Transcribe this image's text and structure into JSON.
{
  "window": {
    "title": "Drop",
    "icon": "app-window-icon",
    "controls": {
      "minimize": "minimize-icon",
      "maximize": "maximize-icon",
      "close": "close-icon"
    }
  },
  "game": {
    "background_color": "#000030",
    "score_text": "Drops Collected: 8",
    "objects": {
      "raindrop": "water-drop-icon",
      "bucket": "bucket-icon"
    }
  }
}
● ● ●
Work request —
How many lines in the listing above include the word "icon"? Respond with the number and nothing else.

Final answer —
6